• Source data:

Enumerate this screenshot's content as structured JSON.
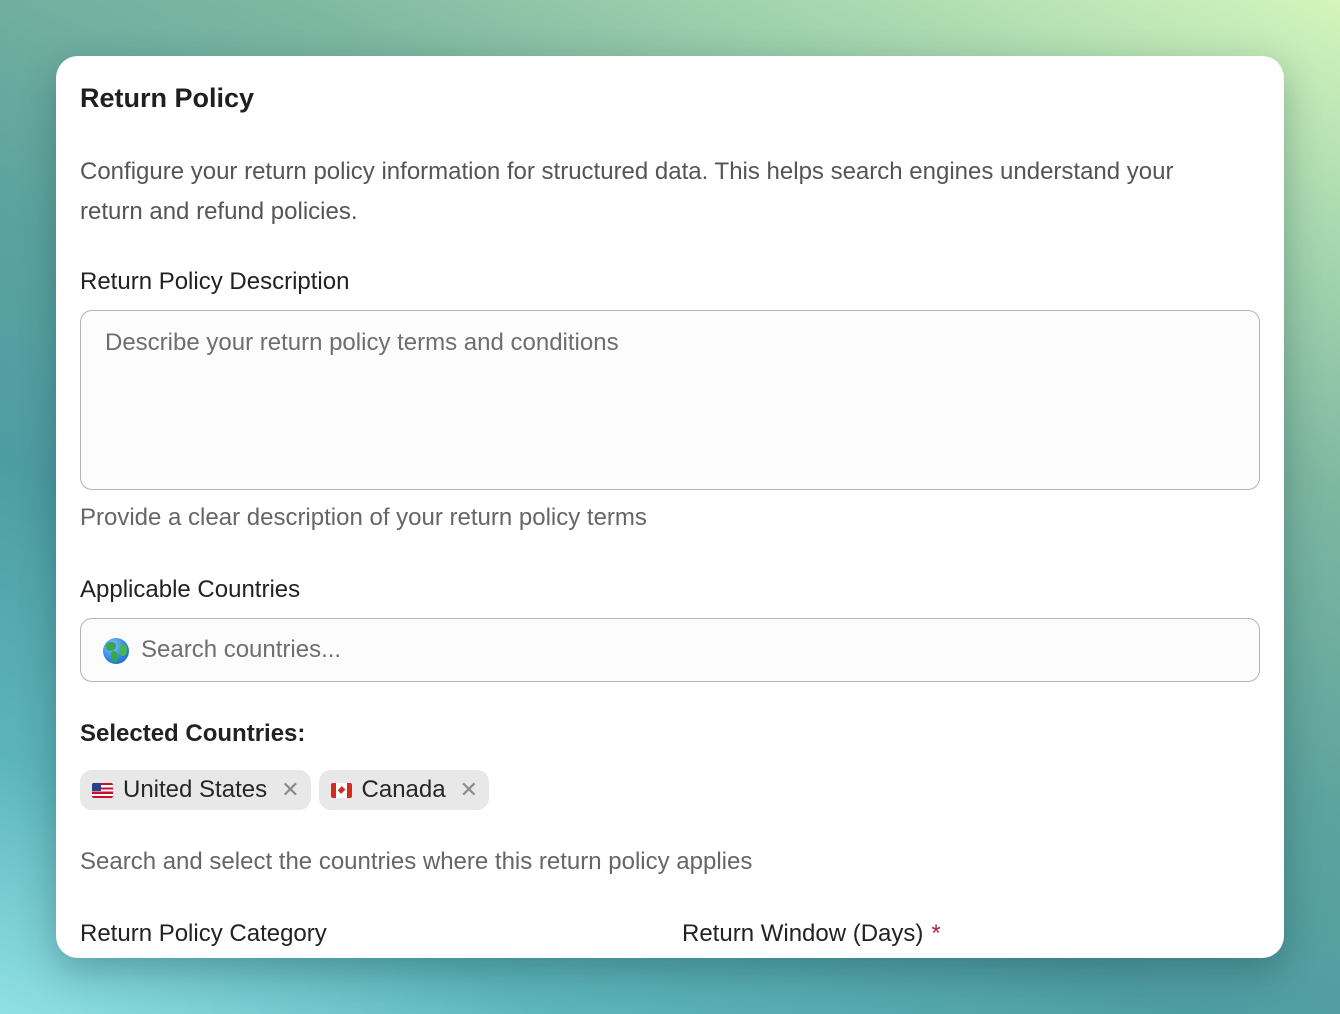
{
  "card": {
    "title": "Return Policy",
    "intro": "Configure your return policy information for structured data. This helps search engines understand your return and refund policies."
  },
  "description_field": {
    "label": "Return Policy Description",
    "placeholder": "Describe your return policy terms and conditions",
    "value": "",
    "help": "Provide a clear description of your return policy terms"
  },
  "countries_field": {
    "label": "Applicable Countries",
    "search_icon": "globe-icon",
    "placeholder": "Search countries...",
    "selected_label": "Selected Countries:",
    "selected": [
      {
        "label": "United States",
        "flag": "us-flag-icon",
        "remove_icon": "close-icon"
      },
      {
        "label": "Canada",
        "flag": "ca-flag-icon",
        "remove_icon": "close-icon"
      }
    ],
    "remove_glyph": "✕",
    "help": "Search and select the countries where this return policy applies"
  },
  "category_field": {
    "label": "Return Policy Category"
  },
  "window_field": {
    "label": "Return Window (Days)",
    "required_mark": "*"
  },
  "colors": {
    "required": "#b0243a",
    "chip_background": "#e8e8e8",
    "card_background": "#ffffff"
  }
}
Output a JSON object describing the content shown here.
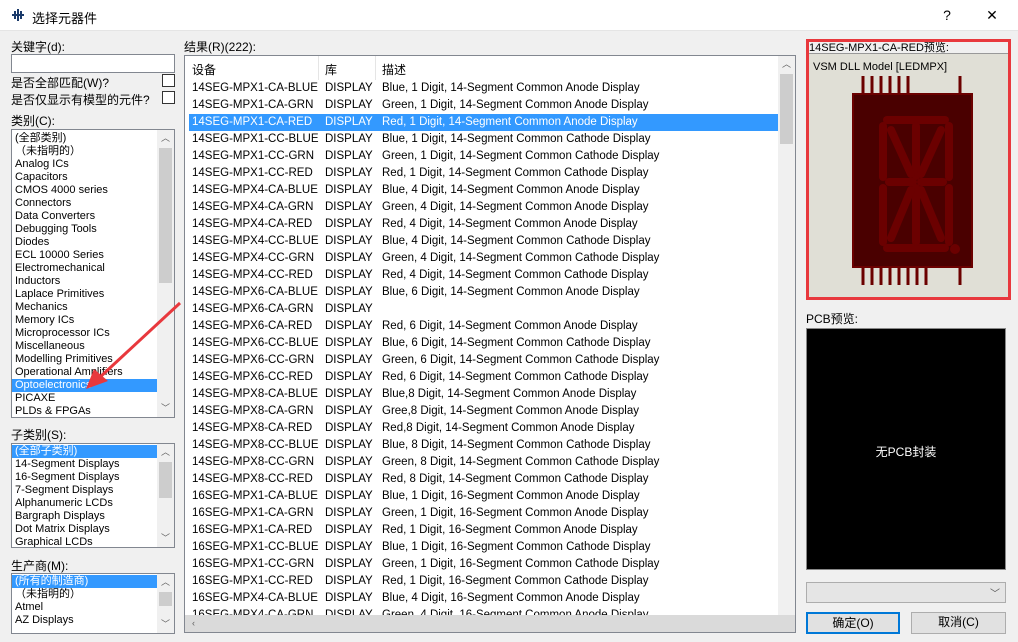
{
  "window": {
    "title": "选择元器件",
    "help": "?",
    "close": "✕"
  },
  "left": {
    "keyword_label": "关键字(d):",
    "keyword_value": "",
    "match_all_label": "是否全部匹配(W)?",
    "match_all_checked": false,
    "model_only_label": "是否仅显示有模型的元件?",
    "model_only_checked": false,
    "category_label": "类别(C):",
    "categories": [
      "(全部类别)",
      "（未指明的）",
      "Analog ICs",
      "Capacitors",
      "CMOS 4000 series",
      "Connectors",
      "Data Converters",
      "Debugging Tools",
      "Diodes",
      "ECL 10000 Series",
      "Electromechanical",
      "Inductors",
      "Laplace Primitives",
      "Mechanics",
      "Memory ICs",
      "Microprocessor ICs",
      "Miscellaneous",
      "Modelling Primitives",
      "Operational Amplifiers",
      "Optoelectronics",
      "PICAXE",
      "PLDs & FPGAs"
    ],
    "category_selected": "Optoelectronics",
    "subcategory_label": "子类别(S):",
    "subcategories": [
      "(全部子类别)",
      "14-Segment Displays",
      "16-Segment Displays",
      "7-Segment Displays",
      "Alphanumeric LCDs",
      "Bargraph Displays",
      "Dot Matrix Displays",
      "Graphical LCDs"
    ],
    "subcategory_selected": "(全部子类别)",
    "manufacturer_label": "生产商(M):",
    "manufacturers": [
      "(所有的制造商)",
      "（未指明的）",
      "Atmel",
      "AZ Displays"
    ],
    "manufacturer_selected": "(所有的制造商)"
  },
  "results": {
    "label": "结果(R)(222):",
    "columns": [
      "设备",
      "库",
      "描述"
    ],
    "selected": "14SEG-MPX1-CA-RED",
    "rows": [
      [
        "14SEG-MPX1-CA-BLUE",
        "DISPLAY",
        "Blue, 1 Digit, 14-Segment Common Anode Display"
      ],
      [
        "14SEG-MPX1-CA-GRN",
        "DISPLAY",
        "Green, 1 Digit, 14-Segment Common Anode Display"
      ],
      [
        "14SEG-MPX1-CA-RED",
        "DISPLAY",
        "Red, 1 Digit, 14-Segment Common Anode Display"
      ],
      [
        "14SEG-MPX1-CC-BLUE",
        "DISPLAY",
        "Blue, 1 Digit, 14-Segment Common Cathode Display"
      ],
      [
        "14SEG-MPX1-CC-GRN",
        "DISPLAY",
        "Green, 1 Digit, 14-Segment Common Cathode Display"
      ],
      [
        "14SEG-MPX1-CC-RED",
        "DISPLAY",
        "Red, 1 Digit, 14-Segment Common Cathode Display"
      ],
      [
        "14SEG-MPX4-CA-BLUE",
        "DISPLAY",
        "Blue, 4 Digit, 14-Segment Common Anode Display"
      ],
      [
        "14SEG-MPX4-CA-GRN",
        "DISPLAY",
        "Green, 4 Digit, 14-Segment Common Anode Display"
      ],
      [
        "14SEG-MPX4-CA-RED",
        "DISPLAY",
        "Red, 4 Digit, 14-Segment Common Anode Display"
      ],
      [
        "14SEG-MPX4-CC-BLUE",
        "DISPLAY",
        "Blue, 4 Digit, 14-Segment Common Cathode Display"
      ],
      [
        "14SEG-MPX4-CC-GRN",
        "DISPLAY",
        "Green, 4 Digit, 14-Segment Common Cathode Display"
      ],
      [
        "14SEG-MPX4-CC-RED",
        "DISPLAY",
        "Red, 4 Digit, 14-Segment Common Cathode Display"
      ],
      [
        "14SEG-MPX6-CA-BLUE",
        "DISPLAY",
        "Blue, 6 Digit, 14-Segment Common Anode Display"
      ],
      [
        "14SEG-MPX6-CA-GRN",
        "DISPLAY",
        ""
      ],
      [
        "14SEG-MPX6-CA-RED",
        "DISPLAY",
        "Red, 6 Digit, 14-Segment Common Anode Display"
      ],
      [
        "14SEG-MPX6-CC-BLUE",
        "DISPLAY",
        "Blue, 6 Digit, 14-Segment Common Cathode Display"
      ],
      [
        "14SEG-MPX6-CC-GRN",
        "DISPLAY",
        "Green, 6 Digit, 14-Segment Common Cathode Display"
      ],
      [
        "14SEG-MPX6-CC-RED",
        "DISPLAY",
        "Red, 6 Digit, 14-Segment Common Cathode Display"
      ],
      [
        "14SEG-MPX8-CA-BLUE",
        "DISPLAY",
        "Blue,8 Digit, 14-Segment Common Anode Display"
      ],
      [
        "14SEG-MPX8-CA-GRN",
        "DISPLAY",
        "Gree,8 Digit, 14-Segment Common Anode Display"
      ],
      [
        "14SEG-MPX8-CA-RED",
        "DISPLAY",
        "Red,8 Digit, 14-Segment Common Anode Display"
      ],
      [
        "14SEG-MPX8-CC-BLUE",
        "DISPLAY",
        "Blue, 8 Digit, 14-Segment Common Cathode Display"
      ],
      [
        "14SEG-MPX8-CC-GRN",
        "DISPLAY",
        "Green, 8 Digit, 14-Segment Common Cathode Display"
      ],
      [
        "14SEG-MPX8-CC-RED",
        "DISPLAY",
        "Red, 8 Digit, 14-Segment Common Cathode Display"
      ],
      [
        "16SEG-MPX1-CA-BLUE",
        "DISPLAY",
        "Blue, 1 Digit, 16-Segment Common Anode Display"
      ],
      [
        "16SEG-MPX1-CA-GRN",
        "DISPLAY",
        "Green, 1 Digit, 16-Segment Common Anode Display"
      ],
      [
        "16SEG-MPX1-CA-RED",
        "DISPLAY",
        "Red, 1 Digit, 16-Segment Common Anode Display"
      ],
      [
        "16SEG-MPX1-CC-BLUE",
        "DISPLAY",
        "Blue, 1 Digit, 16-Segment Common Cathode Display"
      ],
      [
        "16SEG-MPX1-CC-GRN",
        "DISPLAY",
        "Green, 1 Digit, 16-Segment Common Cathode Display"
      ],
      [
        "16SEG-MPX1-CC-RED",
        "DISPLAY",
        "Red, 1 Digit, 16-Segment Common Cathode Display"
      ],
      [
        "16SEG-MPX4-CA-BLUE",
        "DISPLAY",
        "Blue, 4 Digit, 16-Segment Common Anode Display"
      ],
      [
        "16SEG-MPX4-CA-GRN",
        "DISPLAY",
        "Green, 4 Digit, 16-Segment Common Anode Display"
      ]
    ]
  },
  "preview": {
    "title": "14SEG-MPX1-CA-RED预览:",
    "model_text": "VSM DLL Model [LEDMPX]",
    "border_color": "#e8383d"
  },
  "pcb": {
    "label": "PCB预览:",
    "empty_text": "无PCB封装"
  },
  "footer": {
    "dropdown_value": "",
    "ok_label": "确定(O)",
    "cancel_label": "取消(C)"
  },
  "colors": {
    "selection": "#3399ff",
    "segment_body": "#4a0000",
    "segment": "#6b0000"
  }
}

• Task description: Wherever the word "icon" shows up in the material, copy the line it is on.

• Your response:
    "search_icon": "globe-icon",
        "flag": "us-flag-icon",
        "remove_icon": "close-icon"
        "flag": "ca-flag-icon",
        "remove_icon": "close-icon"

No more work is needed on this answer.